*** GIVEN RECORDS Section Begins ***
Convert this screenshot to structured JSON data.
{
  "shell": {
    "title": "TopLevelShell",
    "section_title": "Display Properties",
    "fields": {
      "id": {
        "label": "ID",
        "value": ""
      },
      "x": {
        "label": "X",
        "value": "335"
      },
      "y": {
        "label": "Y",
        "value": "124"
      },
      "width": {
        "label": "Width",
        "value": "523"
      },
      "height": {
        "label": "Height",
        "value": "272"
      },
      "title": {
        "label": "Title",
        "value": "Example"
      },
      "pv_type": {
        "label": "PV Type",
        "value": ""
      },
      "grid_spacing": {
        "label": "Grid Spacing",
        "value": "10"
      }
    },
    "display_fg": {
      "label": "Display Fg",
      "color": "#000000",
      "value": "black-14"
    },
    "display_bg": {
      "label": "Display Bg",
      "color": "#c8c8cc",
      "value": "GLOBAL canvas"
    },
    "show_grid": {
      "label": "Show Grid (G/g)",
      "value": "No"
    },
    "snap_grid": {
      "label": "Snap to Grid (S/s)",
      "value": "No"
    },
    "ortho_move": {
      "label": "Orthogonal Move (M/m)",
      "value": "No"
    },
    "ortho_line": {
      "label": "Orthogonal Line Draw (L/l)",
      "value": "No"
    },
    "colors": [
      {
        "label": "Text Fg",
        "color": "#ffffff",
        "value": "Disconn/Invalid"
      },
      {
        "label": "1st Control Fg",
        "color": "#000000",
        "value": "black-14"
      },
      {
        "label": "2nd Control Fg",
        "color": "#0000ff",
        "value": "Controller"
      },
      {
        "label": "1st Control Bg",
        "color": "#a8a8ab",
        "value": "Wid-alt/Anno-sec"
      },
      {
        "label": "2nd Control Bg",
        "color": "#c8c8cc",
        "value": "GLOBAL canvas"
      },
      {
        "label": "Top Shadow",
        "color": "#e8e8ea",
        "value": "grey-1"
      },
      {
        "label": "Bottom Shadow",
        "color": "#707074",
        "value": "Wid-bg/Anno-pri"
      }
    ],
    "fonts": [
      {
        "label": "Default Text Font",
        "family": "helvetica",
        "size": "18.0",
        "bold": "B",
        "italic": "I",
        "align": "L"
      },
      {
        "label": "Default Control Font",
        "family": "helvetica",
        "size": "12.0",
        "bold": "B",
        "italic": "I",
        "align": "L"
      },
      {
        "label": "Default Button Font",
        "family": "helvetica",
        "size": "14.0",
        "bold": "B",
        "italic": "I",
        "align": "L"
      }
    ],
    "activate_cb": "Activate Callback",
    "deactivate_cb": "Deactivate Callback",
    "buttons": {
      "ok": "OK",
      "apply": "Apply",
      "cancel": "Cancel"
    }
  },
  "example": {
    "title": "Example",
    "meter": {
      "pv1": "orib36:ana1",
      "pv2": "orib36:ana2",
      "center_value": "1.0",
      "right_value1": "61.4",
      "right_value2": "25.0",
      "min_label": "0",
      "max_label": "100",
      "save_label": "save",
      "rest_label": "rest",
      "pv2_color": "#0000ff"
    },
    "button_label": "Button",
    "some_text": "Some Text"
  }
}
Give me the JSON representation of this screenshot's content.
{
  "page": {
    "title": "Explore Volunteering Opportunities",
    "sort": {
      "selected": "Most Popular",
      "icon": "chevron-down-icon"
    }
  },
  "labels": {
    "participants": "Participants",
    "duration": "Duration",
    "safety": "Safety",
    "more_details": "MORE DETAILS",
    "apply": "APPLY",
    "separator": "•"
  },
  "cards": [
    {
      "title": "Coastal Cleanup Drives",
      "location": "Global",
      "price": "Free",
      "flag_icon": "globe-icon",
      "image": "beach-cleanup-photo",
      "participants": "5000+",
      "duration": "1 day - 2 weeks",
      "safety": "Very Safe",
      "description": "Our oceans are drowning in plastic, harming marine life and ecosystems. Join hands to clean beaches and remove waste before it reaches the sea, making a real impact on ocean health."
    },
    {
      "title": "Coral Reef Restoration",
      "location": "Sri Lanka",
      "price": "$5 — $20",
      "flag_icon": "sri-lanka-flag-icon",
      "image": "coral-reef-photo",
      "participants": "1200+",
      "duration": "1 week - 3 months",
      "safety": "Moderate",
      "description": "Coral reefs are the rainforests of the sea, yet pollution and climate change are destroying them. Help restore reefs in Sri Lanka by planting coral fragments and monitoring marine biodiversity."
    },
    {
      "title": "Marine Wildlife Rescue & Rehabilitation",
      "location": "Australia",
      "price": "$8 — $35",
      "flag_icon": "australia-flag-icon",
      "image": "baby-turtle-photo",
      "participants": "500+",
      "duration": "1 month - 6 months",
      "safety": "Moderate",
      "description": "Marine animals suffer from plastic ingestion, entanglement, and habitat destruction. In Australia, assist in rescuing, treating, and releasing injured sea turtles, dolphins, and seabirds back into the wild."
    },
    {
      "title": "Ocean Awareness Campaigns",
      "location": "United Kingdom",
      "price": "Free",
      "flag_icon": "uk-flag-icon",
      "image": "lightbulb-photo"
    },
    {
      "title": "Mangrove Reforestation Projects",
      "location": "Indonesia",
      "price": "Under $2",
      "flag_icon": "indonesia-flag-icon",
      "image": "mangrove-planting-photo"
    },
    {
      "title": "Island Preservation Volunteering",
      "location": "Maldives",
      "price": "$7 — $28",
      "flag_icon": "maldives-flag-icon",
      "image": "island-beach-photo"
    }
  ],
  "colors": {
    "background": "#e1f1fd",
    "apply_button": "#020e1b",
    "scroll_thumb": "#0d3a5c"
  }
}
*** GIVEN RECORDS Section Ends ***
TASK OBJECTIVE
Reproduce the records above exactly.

RESPONSE TO THIS EXERCISE
Convert this screenshot to structured JSON data.
{
  "shell": {
    "title": "TopLevelShell",
    "section_title": "Display Properties",
    "fields": {
      "id": {
        "label": "ID",
        "value": ""
      },
      "x": {
        "label": "X",
        "value": "335"
      },
      "y": {
        "label": "Y",
        "value": "124"
      },
      "width": {
        "label": "Width",
        "value": "523"
      },
      "height": {
        "label": "Height",
        "value": "272"
      },
      "title": {
        "label": "Title",
        "value": "Example"
      },
      "pv_type": {
        "label": "PV Type",
        "value": ""
      },
      "grid_spacing": {
        "label": "Grid Spacing",
        "value": "10"
      }
    },
    "display_fg": {
      "label": "Display Fg",
      "color": "#000000",
      "value": "black-14"
    },
    "display_bg": {
      "label": "Display Bg",
      "color": "#c8c8cc",
      "value": "GLOBAL canvas"
    },
    "show_grid": {
      "label": "Show Grid (G/g)",
      "value": "No"
    },
    "snap_grid": {
      "label": "Snap to Grid (S/s)",
      "value": "No"
    },
    "ortho_move": {
      "label": "Orthogonal Move (M/m)",
      "value": "No"
    },
    "ortho_line": {
      "label": "Orthogonal Line Draw (L/l)",
      "value": "No"
    },
    "colors": [
      {
        "label": "Text Fg",
        "color": "#ffffff",
        "value": "Disconn/Invalid"
      },
      {
        "label": "1st Control Fg",
        "color": "#000000",
        "value": "black-14"
      },
      {
        "label": "2nd Control Fg",
        "color": "#0000ff",
        "value": "Controller"
      },
      {
        "label": "1st Control Bg",
        "color": "#a8a8ab",
        "value": "Wid-alt/Anno-sec"
      },
      {
        "label": "2nd Control Bg",
        "color": "#c8c8cc",
        "value": "GLOBAL canvas"
      },
      {
        "label": "Top Shadow",
        "color": "#e8e8ea",
        "value": "grey-1"
      },
      {
        "label": "Bottom Shadow",
        "color": "#707074",
        "value": "Wid-bg/Anno-pri"
      }
    ],
    "fonts": [
      {
        "label": "Default Text Font",
        "family": "helvetica",
        "size": "18.0",
        "bold": "B",
        "italic": "I",
        "align": "L"
      },
      {
        "label": "Default Control Font",
        "family": "helvetica",
        "size": "12.0",
        "bold": "B",
        "italic": "I",
        "align": "L"
      },
      {
        "label": "Default Button Font",
        "family": "helvetica",
        "size": "14.0",
        "bold": "B",
        "italic": "I",
        "align": "L"
      }
    ],
    "activate_cb": "Activate Callback",
    "deactivate_cb": "Deactivate Callback",
    "buttons": {
      "ok": "OK",
      "apply": "Apply",
      "cancel": "Cancel"
    }
  },
  "example": {
    "title": "Example",
    "meter": {
      "pv1": "orib36:ana1",
      "pv2": "orib36:ana2",
      "center_value": "1.0",
      "right_value1": "61.4",
      "right_value2": "25.0",
      "min_label": "0",
      "max_label": "100",
      "save_label": "save",
      "rest_label": "rest",
      "pv2_color": "#0000ff"
    },
    "button_label": "Button",
    "some_text": "Some Text"
  }
}
Give me the JSON representation of this screenshot's content.
{
  "page": {
    "title": "Explore Volunteering Opportunities",
    "sort": {
      "selected": "Most Popular",
      "icon": "chevron-down-icon"
    }
  },
  "labels": {
    "participants": "Participants",
    "duration": "Duration",
    "safety": "Safety",
    "more_details": "MORE DETAILS",
    "apply": "APPLY",
    "separator": "•"
  },
  "cards": [
    {
      "title": "Coastal Cleanup Drives",
      "location": "Global",
      "price": "Free",
      "flag_icon": "globe-icon",
      "image": "beach-cleanup-photo",
      "participants": "5000+",
      "duration": "1 day - 2 weeks",
      "safety": "Very Safe",
      "description": "Our oceans are drowning in plastic, harming marine life and ecosystems. Join hands to clean beaches and remove waste before it reaches the sea, making a real impact on ocean health."
    },
    {
      "title": "Coral Reef Restoration",
      "location": "Sri Lanka",
      "price": "$5 — $20",
      "flag_icon": "sri-lanka-flag-icon",
      "image": "coral-reef-photo",
      "participants": "1200+",
      "duration": "1 week - 3 months",
      "safety": "Moderate",
      "description": "Coral reefs are the rainforests of the sea, yet pollution and climate change are destroying them. Help restore reefs in Sri Lanka by planting coral fragments and monitoring marine biodiversity."
    },
    {
      "title": "Marine Wildlife Rescue & Rehabilitation",
      "location": "Australia",
      "price": "$8 — $35",
      "flag_icon": "australia-flag-icon",
      "image": "baby-turtle-photo",
      "participants": "500+",
      "duration": "1 month - 6 months",
      "safety": "Moderate",
      "description": "Marine animals suffer from plastic ingestion, entanglement, and habitat destruction. In Australia, assist in rescuing, treating, and releasing injured sea turtles, dolphins, and seabirds back into the wild."
    },
    {
      "title": "Ocean Awareness Campaigns",
      "location": "United Kingdom",
      "price": "Free",
      "flag_icon": "uk-flag-icon",
      "image": "lightbulb-photo"
    },
    {
      "title": "Mangrove Reforestation Projects",
      "location": "Indonesia",
      "price": "Under $2",
      "flag_icon": "indonesia-flag-icon",
      "image": "mangrove-planting-photo"
    },
    {
      "title": "Island Preservation Volunteering",
      "location": "Maldives",
      "price": "$7 — $28",
      "flag_icon": "maldives-flag-icon",
      "image": "island-beach-photo"
    }
  ],
  "colors": {
    "background": "#e1f1fd",
    "apply_button": "#020e1b",
    "scroll_thumb": "#0d3a5c"
  }
}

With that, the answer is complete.